Even in his prime, Alan Rudolph always seemed lost in time, nostalgic for an unlived past. His flawed characters reflect this alienation to modernity, fatalistically drawn towards each other in expressionistically empty cities populated only by other luckless, lonely ensemble members. He is a genuine romantic, working against a mainstream Hollywood that seems historically unkind to romantics — see also the similarly neglected career trajectories of other scrappy, romantic classicists such as Hal Hartley or Whit Stillman — held in high regard by those with the pleasure of having stumbled upon him but criminally unrecognized otherwise. In a vast filmography of 22 feature films shot over 30 years, this isolation has never resounded more autobiographically than in Ray Meets Helen, his long-awaited return to filmmaking after some 16 years of inactivity.
The production is significant all-around. Ray Meets Helen marks Rudolph’s sixth collaboration with Keith Carradine, as well as Sandra Locke’s first role in almost two decades. These ellipses, paired with a grand reunion between director and muse, is significant subtext, leaving a separation of production details from the art difficult but ultimately unnecessary. What is already a charming film becomes further imbued with poignancy by autobiographical throughlines that drastically improve one’s viewing experience. In its narrative, two desperate, elderly strangers with nothing left to live for who meet in a whirlwind of circumstances after coincidentally running into a large sum of money, and what was once the agitator of their depraved lifestyles is now a catalyst for reinvention. Just as Rudolph was limited by his finances, spending a career scrounging up funds for future projects, Ray and Helen find their potential squandered, then rewarded.
This theme of reinvention, of embodying one’s fantasies, manifests well. It is a film of old dogs learning new tricks. Carradine and Locke give sympathetic performances as the two title characters, who both adopt wealthy personas but remain informed by their past struggle.
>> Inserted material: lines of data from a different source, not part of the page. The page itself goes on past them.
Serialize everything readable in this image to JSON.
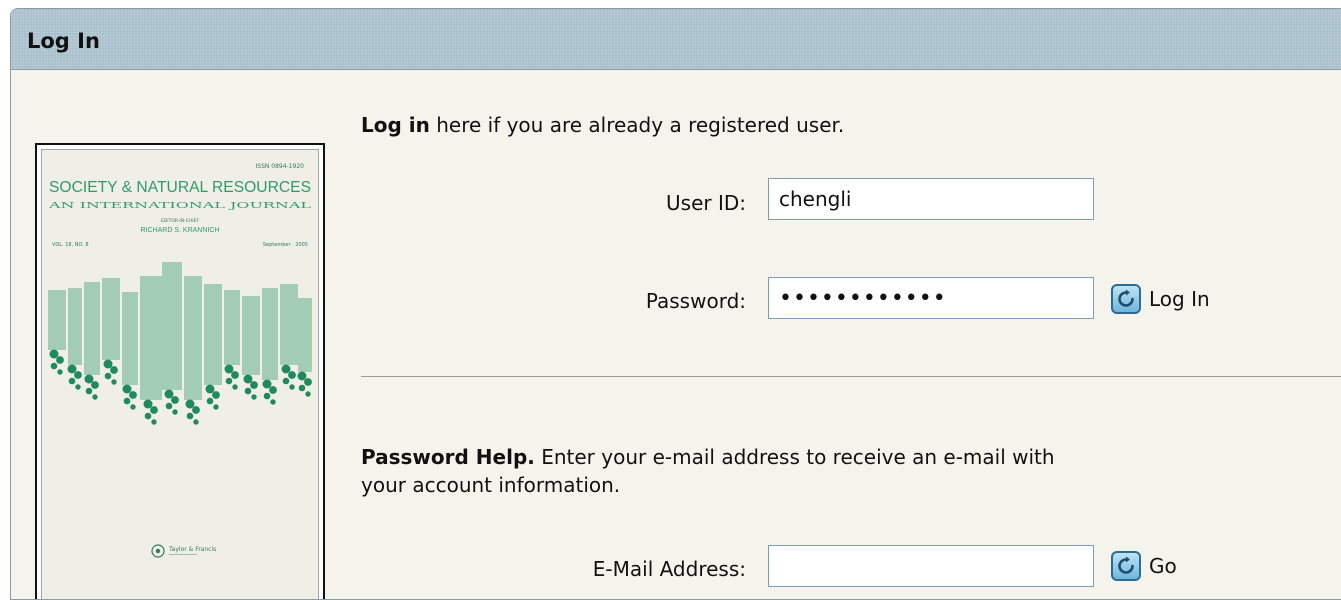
{
  "panel": {
    "title": "Log In"
  },
  "cover": {
    "issn": "ISSN 0894-1920",
    "journal_title": "SOCIETY & NATURAL RESOURCES",
    "subtitle": "AN INTERNATIONAL JOURNAL",
    "editor_label": "EDITOR-IN-CHIEF",
    "editor_name": "RICHARD S. KRANNICH",
    "volume": "VOL. 18, NO. 8",
    "date": "September · 2005",
    "publisher": "Taylor & Francis"
  },
  "login": {
    "intro_bold": "Log in",
    "intro_rest": " here if you are already a registered user.",
    "user_id_label": "User ID:",
    "user_id_value": "chengli",
    "password_label": "Password:",
    "password_value": "••••••••••••",
    "submit_label": "Log In"
  },
  "password_help": {
    "bold": "Password Help.",
    "line1_rest": " Enter your e-mail address to receive an e-mail with",
    "line2": "your account information.",
    "email_label": "E-Mail Address:",
    "email_value": "",
    "go_label": "Go"
  },
  "colors": {
    "titlebar": "#a9c1cc",
    "panel_bg": "#f5f4ec",
    "cover_green": "#2f9a6a",
    "button_blue": "#6fb6de"
  }
}
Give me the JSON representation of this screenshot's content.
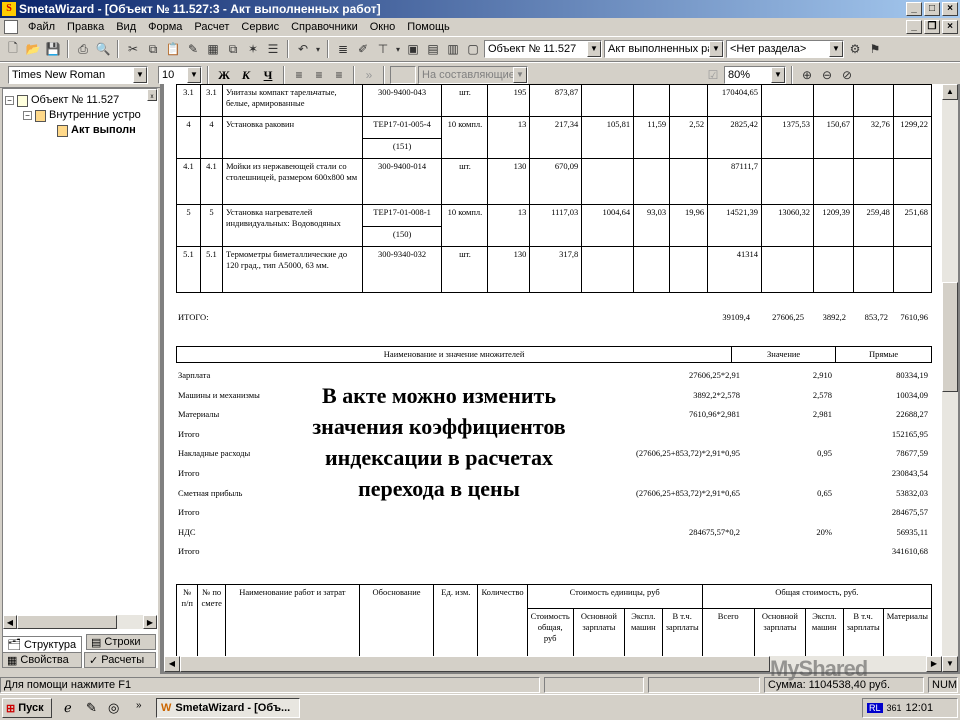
{
  "window": {
    "title": "SmetaWizard - [Объект № 11.527:3 - Акт выполненных работ]",
    "app_icon": "S"
  },
  "menu": [
    "Файл",
    "Правка",
    "Вид",
    "Форма",
    "Расчет",
    "Сервис",
    "Справочники",
    "Окно",
    "Помощь"
  ],
  "toolbar1": {
    "object_combo": "Объект № 11.527",
    "doc_combo": "Акт выполненных ра",
    "section_combo": "<Нет раздела>"
  },
  "toolbar2": {
    "font": "Times New Roman",
    "size": "10",
    "bold": "Ж",
    "italic": "К",
    "underline": "Ч",
    "composite": "На составляющие",
    "zoom": "80%"
  },
  "tree": {
    "root": "Объект № 11.527",
    "child": "Внутренние устро",
    "leaf": "Акт выполн"
  },
  "tabs": {
    "structure": "Структура",
    "rows": "Строки",
    "properties": "Свойства",
    "calcs": "Расчеты"
  },
  "rows": [
    {
      "n1": "3.1",
      "n2": "3.1",
      "name": "Унитазы компакт тарельчатые, белые, армированные",
      "code": "300-9400-043",
      "unit": "шт.",
      "qty": "195",
      "price": "873,87",
      "salary": "",
      "mach": "",
      "machsal": "",
      "total": "170404,65",
      "tsal": "",
      "tmach": "",
      "tmsal": "",
      "tmat": ""
    },
    {
      "n1": "4",
      "n2": "4",
      "name": "Установка раковин",
      "code": "ТЕР17-01-005-4",
      "code2": "(151)",
      "unit": "10 компл.",
      "qty": "13",
      "price": "217,34",
      "salary": "105,81",
      "mach": "11,59",
      "machsal": "2,52",
      "total": "2825,42",
      "tsal": "1375,53",
      "tmach": "150,67",
      "tmsal": "32,76",
      "tmat": "1299,22"
    },
    {
      "n1": "4.1",
      "n2": "4.1",
      "name": "Мойки из нержавеющей стали со столешницей, размером 600х800 мм",
      "code": "300-9400-014",
      "unit": "шт.",
      "qty": "130",
      "price": "670,09",
      "salary": "",
      "mach": "",
      "machsal": "",
      "total": "87111,7",
      "tsal": "",
      "tmach": "",
      "tmsal": "",
      "tmat": ""
    },
    {
      "n1": "5",
      "n2": "5",
      "name": "Установка нагревателей индивидуальных: Водоводяных",
      "code": "ТЕР17-01-008-1",
      "code2": "(150)",
      "unit": "10 компл.",
      "qty": "13",
      "price": "1117,03",
      "salary": "1004,64",
      "mach": "93,03",
      "machsal": "19,96",
      "total": "14521,39",
      "tsal": "13060,32",
      "tmach": "1209,39",
      "tmsal": "259,48",
      "tmat": "251,68"
    },
    {
      "n1": "5.1",
      "n2": "5.1",
      "name": "Термометры биметаллические до 120 град., тип А5000, 63 мм.",
      "code": "300-9340-032",
      "unit": "шт.",
      "qty": "130",
      "price": "317,8",
      "salary": "",
      "mach": "",
      "machsal": "",
      "total": "41314",
      "tsal": "",
      "tmach": "",
      "tmsal": "",
      "tmat": ""
    }
  ],
  "itogo": {
    "label": "ИТОГО:",
    "total": "39109,4",
    "tsal": "27606,25",
    "tmach": "3892,2",
    "tmsal": "853,72",
    "tmat": "7610,96"
  },
  "coef_header": {
    "name": "Наименование и значение множителей",
    "value": "Значение",
    "direct": "Прямые"
  },
  "coefs": [
    {
      "label": "Зарплата",
      "formula": "27606,25*2,91",
      "value": "2,910",
      "direct": "80334,19"
    },
    {
      "label": "Машины и механизмы",
      "formula": "3892,2*2,578",
      "value": "2,578",
      "direct": "10034,09"
    },
    {
      "label": "Материалы",
      "formula": "7610,96*2,981",
      "value": "2,981",
      "direct": "22688,27"
    },
    {
      "label": "Итого",
      "formula": "",
      "value": "",
      "direct": "152165,95"
    },
    {
      "label": "Накладные расходы",
      "formula": "(27606,25+853,72)*2,91*0,95",
      "value": "0,95",
      "direct": "78677,59"
    },
    {
      "label": "Итого",
      "formula": "",
      "value": "",
      "direct": "230843,54"
    },
    {
      "label": "Сметная прибыль",
      "formula": "(27606,25+853,72)*2,91*0,65",
      "value": "0,65",
      "direct": "53832,03"
    },
    {
      "label": "Итого",
      "formula": "",
      "value": "",
      "direct": "284675,57"
    },
    {
      "label": "НДС",
      "formula": "284675,57*0,2",
      "value": "20%",
      "direct": "56935,11"
    },
    {
      "label": "Итого",
      "formula": "",
      "value": "",
      "direct": "341610,68"
    }
  ],
  "overlay_text": [
    "В акте можно изменить",
    "значения коэффициентов",
    "индексации в расчетах",
    "перехода в цены"
  ],
  "t2": {
    "np": "№ п/п",
    "npos": "№ по смете",
    "name": "Наименование работ и затрат",
    "basis": "Обоснование",
    "unit": "Ед. изм.",
    "qty": "Количество",
    "unitcost": "Стоимость единицы, руб",
    "totalcost": "Общая стоимость, руб.",
    "c1": "Стоимость общая, руб",
    "c2": "Основной зарплаты",
    "c3": "Экспл. машин",
    "c4": "В т.ч. зарплаты",
    "c5": "Всего",
    "c6": "Основной зарплаты",
    "c7": "Экспл. машин",
    "c8": "В т.ч. зарплаты",
    "c9": "Материалы"
  },
  "status": {
    "help": "Для помощи нажмите F1",
    "sum": "Сумма: 1104538,40 руб.",
    "num": "NUM"
  },
  "taskbar": {
    "start": "Пуск",
    "task": "SmetaWizard - [Объ...",
    "lang": "RL",
    "count": "361",
    "time": "12:01"
  },
  "watermark": "MyShared"
}
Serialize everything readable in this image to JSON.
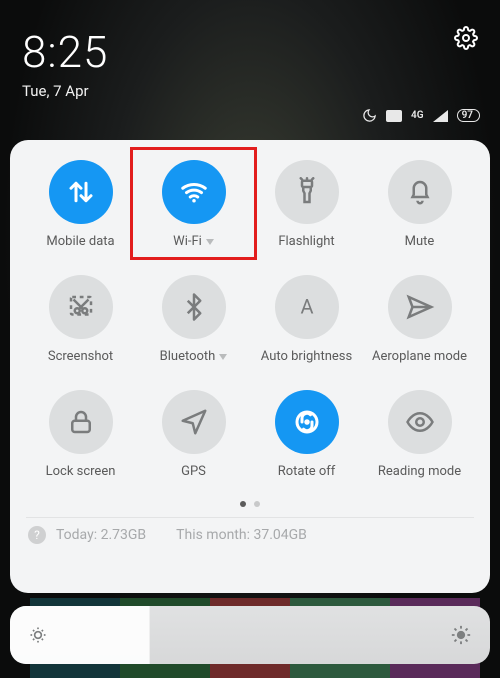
{
  "clock": {
    "time": "8:25",
    "date": "Tue, 7 Apr"
  },
  "status": {
    "network": "4G",
    "battery": "97"
  },
  "tiles": [
    {
      "id": "mobile-data",
      "label": "Mobile data",
      "active": true,
      "icon": "updown",
      "caret": false
    },
    {
      "id": "wifi",
      "label": "Wi-Fi",
      "active": true,
      "icon": "wifi",
      "caret": true,
      "highlighted": true
    },
    {
      "id": "flashlight",
      "label": "Flashlight",
      "active": false,
      "icon": "torch",
      "caret": false
    },
    {
      "id": "mute",
      "label": "Mute",
      "active": false,
      "icon": "bell",
      "caret": false
    },
    {
      "id": "screenshot",
      "label": "Screenshot",
      "active": false,
      "icon": "scissors",
      "caret": false
    },
    {
      "id": "bluetooth",
      "label": "Bluetooth",
      "active": false,
      "icon": "bt",
      "caret": true
    },
    {
      "id": "auto-bright",
      "label": "Auto brightness",
      "active": false,
      "icon": "autoA",
      "caret": false
    },
    {
      "id": "airplane",
      "label": "Aeroplane mode",
      "active": false,
      "icon": "plane",
      "caret": false
    },
    {
      "id": "lock",
      "label": "Lock screen",
      "active": false,
      "icon": "lock",
      "caret": false
    },
    {
      "id": "gps",
      "label": "GPS",
      "active": false,
      "icon": "nav",
      "caret": false
    },
    {
      "id": "rotate",
      "label": "Rotate off",
      "active": true,
      "icon": "rotate",
      "caret": false
    },
    {
      "id": "reading",
      "label": "Reading mode",
      "active": false,
      "icon": "eye",
      "caret": false
    }
  ],
  "usage": {
    "today_label": "Today:",
    "today": "2.73GB",
    "month_label": "This month:",
    "month": "37.04GB"
  },
  "colors": {
    "accent": "#1597f3",
    "highlight": "#e21d1d"
  }
}
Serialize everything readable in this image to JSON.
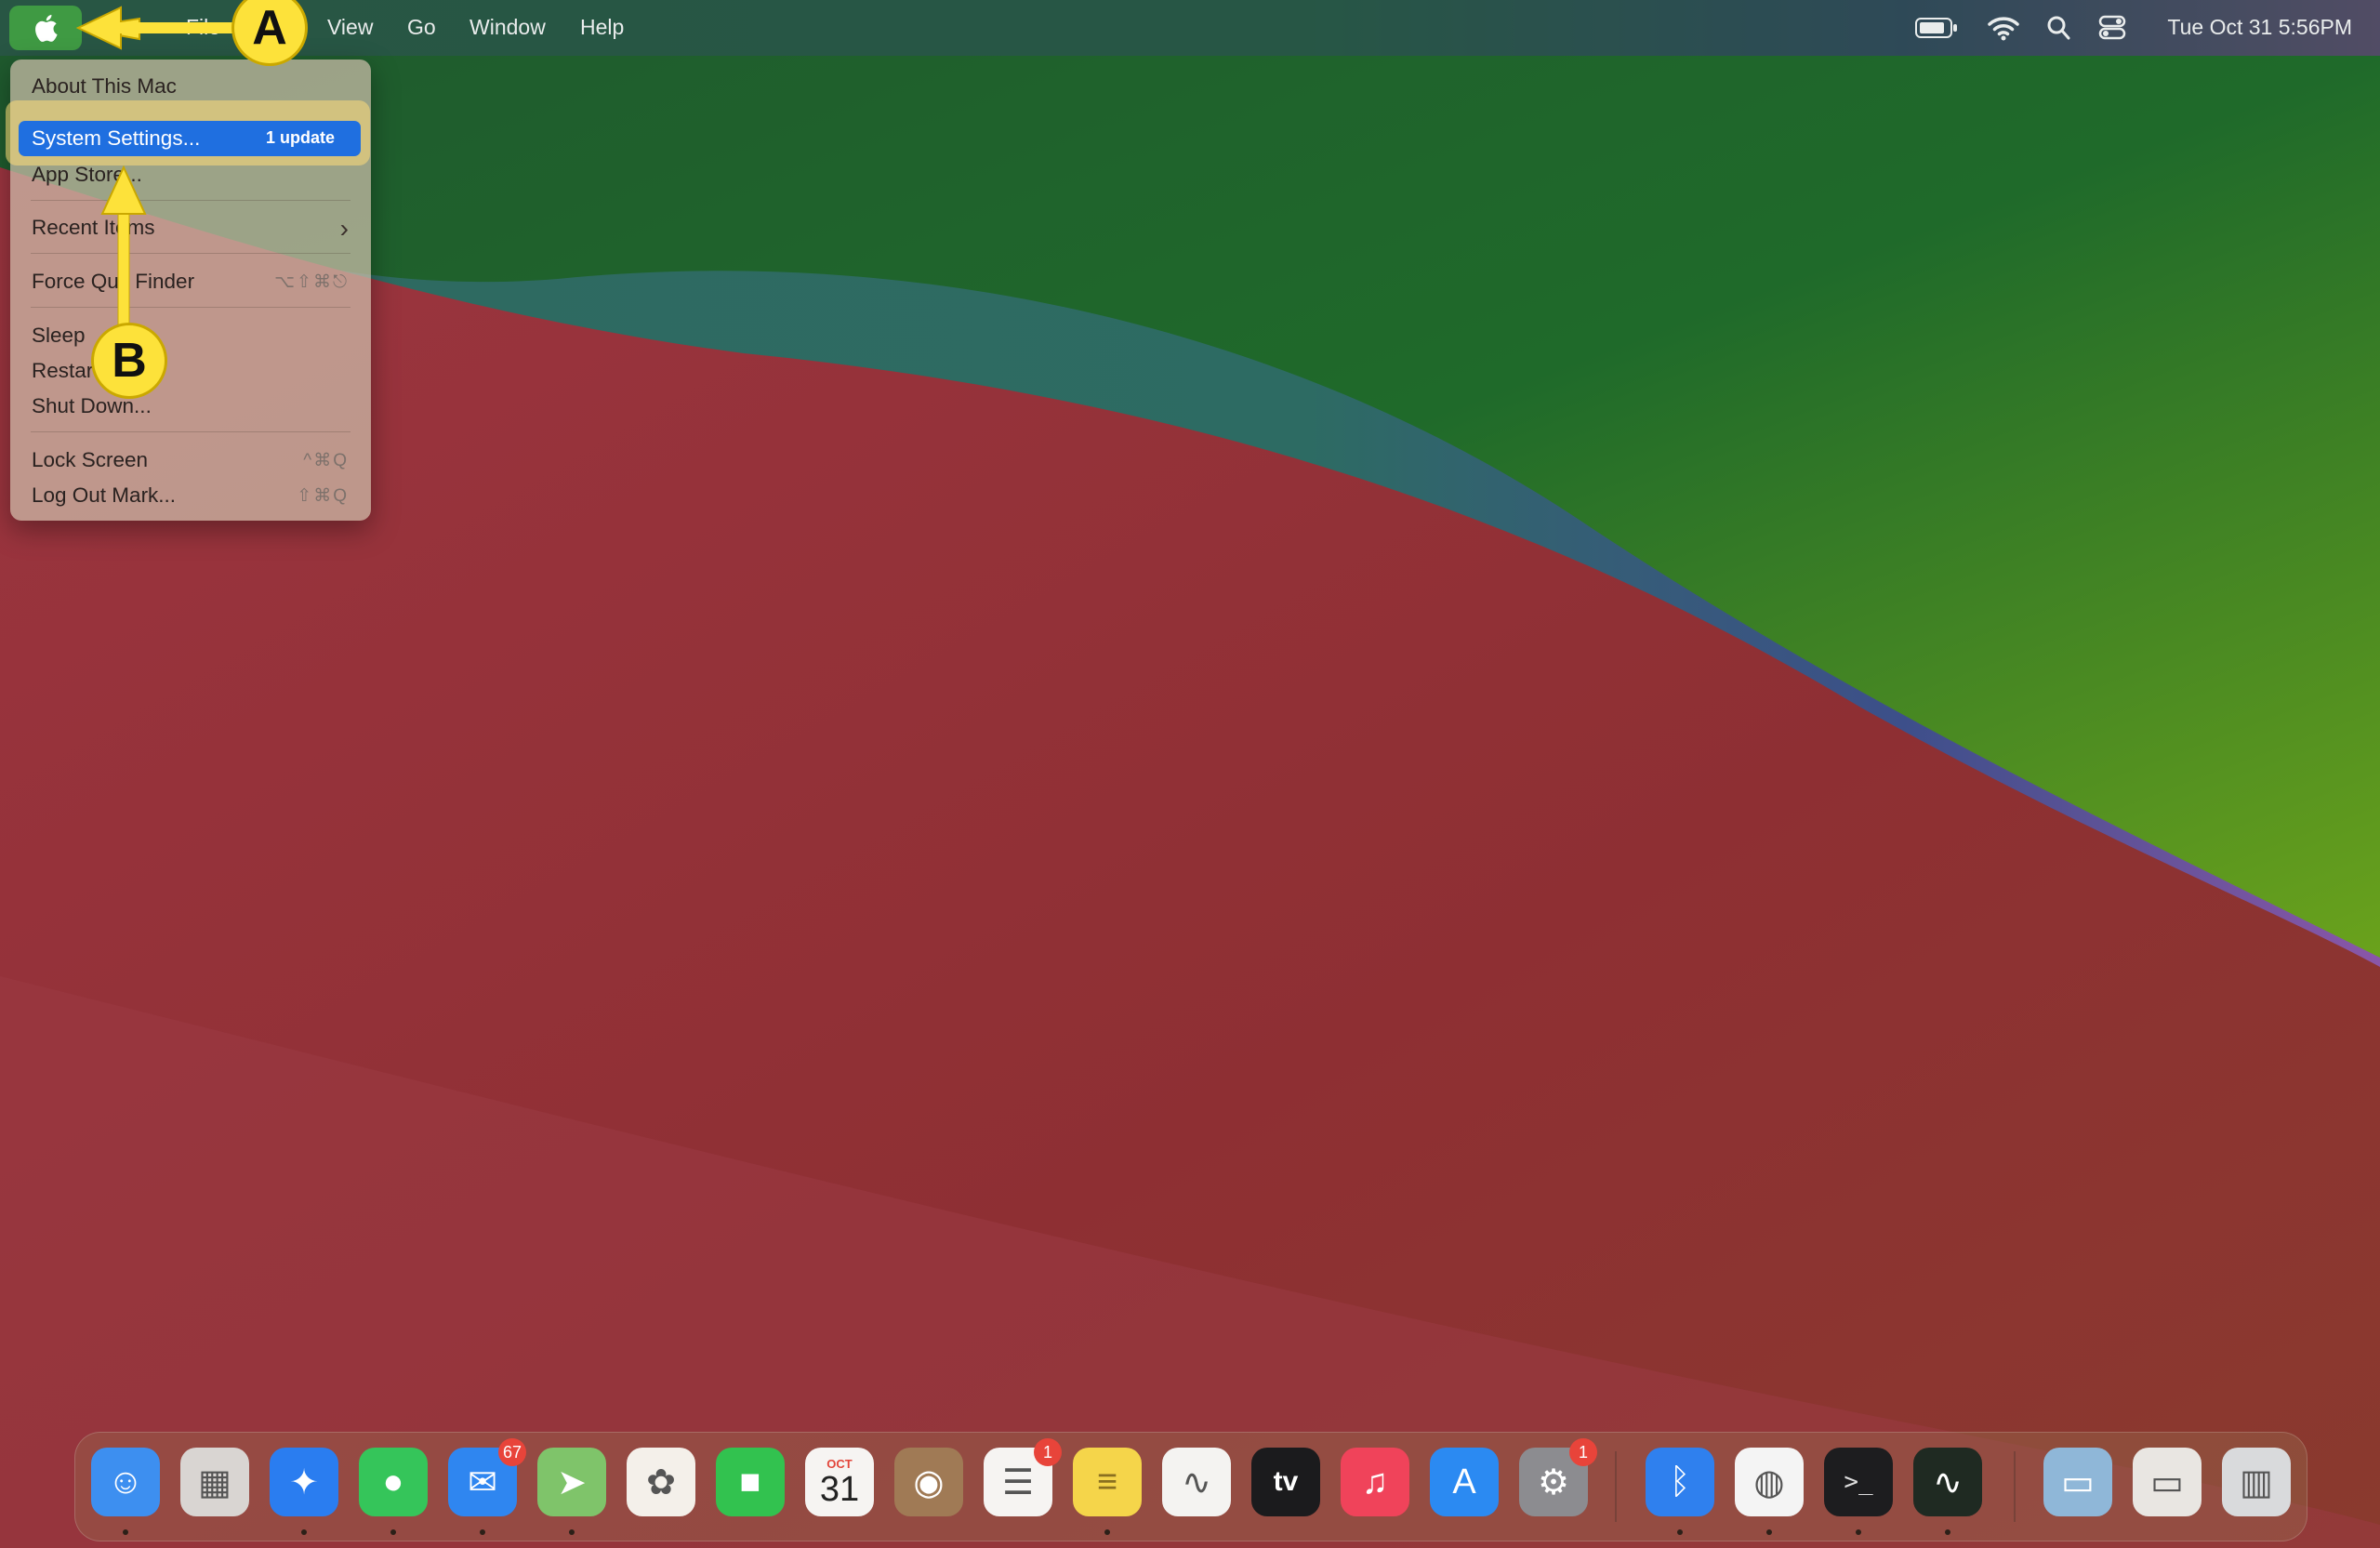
{
  "menubar": {
    "apple_label": "",
    "menus": [
      "File",
      "View",
      "Go",
      "Window",
      "Help"
    ],
    "clock": "Tue Oct 31  5:56PM",
    "status_icons": [
      "battery-icon",
      "wifi-icon",
      "spotlight-search-icon",
      "control-center-icon"
    ]
  },
  "apple_menu": {
    "items": {
      "about": "About This Mac",
      "settings": "System Settings...",
      "settings_badge": "1 update",
      "app_store": "App Store...",
      "recent_items": "Recent Items",
      "force_quit": "Force Quit Finder",
      "force_quit_shortcut": "⌥⇧⌘⎋",
      "sleep": "Sleep",
      "restart": "Restart...",
      "shut_down": "Shut Down...",
      "lock_screen": "Lock Screen",
      "lock_screen_shortcut": "^⌘Q",
      "log_out": "Log Out Mark...",
      "log_out_shortcut": "⇧⌘Q"
    }
  },
  "annotations": {
    "a": "A",
    "b": "B"
  },
  "dock": {
    "apps": [
      {
        "name": "Finder",
        "icon": "finder-icon",
        "color": "#3d8ff0",
        "running": true
      },
      {
        "name": "Launchpad",
        "icon": "launchpad-icon",
        "color": "#d9d5d2",
        "running": false
      },
      {
        "name": "Safari",
        "icon": "safari-icon",
        "color": "#2a7df0",
        "running": true
      },
      {
        "name": "Messages",
        "icon": "messages-icon",
        "color": "#35c55a",
        "running": true
      },
      {
        "name": "Mail",
        "icon": "mail-icon",
        "color": "#2f86f0",
        "running": true,
        "badge": "67"
      },
      {
        "name": "Maps",
        "icon": "maps-icon",
        "color": "#7fc46a",
        "running": true
      },
      {
        "name": "Photos",
        "icon": "photos-icon",
        "color": "#f4f0ea",
        "running": false
      },
      {
        "name": "FaceTime",
        "icon": "facetime-icon",
        "color": "#32c24f",
        "running": false
      },
      {
        "name": "Calendar",
        "icon": "calendar-icon",
        "color": "#f6f4f2",
        "running": false,
        "month": "OCT",
        "day": "31"
      },
      {
        "name": "Contacts",
        "icon": "contacts-icon",
        "color": "#a07a55",
        "running": false
      },
      {
        "name": "Reminders",
        "icon": "reminders-icon",
        "color": "#f6f4f2",
        "running": false,
        "badge": "1"
      },
      {
        "name": "Notes",
        "icon": "notes-icon",
        "color": "#f5d54a",
        "running": true
      },
      {
        "name": "Freeform",
        "icon": "freeform-icon",
        "color": "#f4f3f1",
        "running": false
      },
      {
        "name": "Apple TV",
        "icon": "appletv-icon",
        "color": "#1b1b1d",
        "running": false,
        "label": "tv"
      },
      {
        "name": "Music",
        "icon": "music-icon",
        "color": "#f0435a",
        "running": false
      },
      {
        "name": "App Store",
        "icon": "appstore-icon",
        "color": "#2b8af2",
        "running": false
      },
      {
        "name": "System Settings",
        "icon": "system-settings-icon",
        "color": "#8c8c90",
        "running": false,
        "badge": "1"
      },
      {
        "name": "Bluetooth",
        "icon": "bluetooth-icon",
        "color": "#2f80ee",
        "running": true
      },
      {
        "name": "Chrome",
        "icon": "chrome-icon",
        "color": "#f4f4f4",
        "running": true
      },
      {
        "name": "Terminal",
        "icon": "terminal-icon",
        "color": "#1d1d1f",
        "running": true
      },
      {
        "name": "Activity Monitor",
        "icon": "activity-monitor-icon",
        "color": "#1f2a22",
        "running": true
      },
      {
        "name": "Downloads",
        "icon": "downloads-stack-icon",
        "color": "#8fb7d8",
        "running": false
      },
      {
        "name": "Documents",
        "icon": "documents-stack-icon",
        "color": "#e9e6e2",
        "running": false
      },
      {
        "name": "Trash",
        "icon": "trash-icon",
        "color": "#d9dadc",
        "running": false
      }
    ]
  }
}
Rudolph himself, whose visual experimentation was also somewhat shaped in the past by budget restraint, continues this trend into the uncharted west of a digital 21st century. His vision of Los Angeles, which emphasizes the unpleasantries of the city — the arid heat, the superficiality — is jarring at first, with a slickness that contrasts the gritty film aesthetic utilized prior. It remains genuinely evocative, however, still scarcely populated and embodying overwhelming loneliness. But he doesn’t make depressing films, and this initial aesthetic is uplifted by constant playful banter and punctuated by moments of euphoric transgression, expressionistically conveyed with flurries of superimposition and sound.
Rudolph remains an ample wordsmith, positioning the disconnect between his dialogue and the characters into a dreamy affect. The estrangement between characters themselves is also conveyed in such a paradoxical manner; it occasionally seems as if they are speaking in soliloquies, but listen carefully, for he laces his dialogue skillfully with double-entendres that permit his characters to intuitively have two conversations at once. Each line flows well with the other’s response, then once more with their own. At the precise moment of watching Ray Meets Helen, this acuity with language lends itself to the film’s subtle lyricism. However, despite this light disposition, this is not an underwhelming film, and the feelings linger prominently.
The emotional climax, a duet of “Beautiful Dreamers,” becomes a repeated musical motif. It is an apt ballad: published posthumously, crafted a few days prior to songwriter Stephen Foster’s death. The lyrics are hopelessly romantic, even naive, and may be directed to the memory of somebody long passed, but one need not listen carefully to feel the impact of its emotions. This effortless, unassuming empathy characterizes the film as a whole: delicate, immensely strange, but filled with a singular Rudolphian magic.
Ray Meets Helen is now in theatrical release.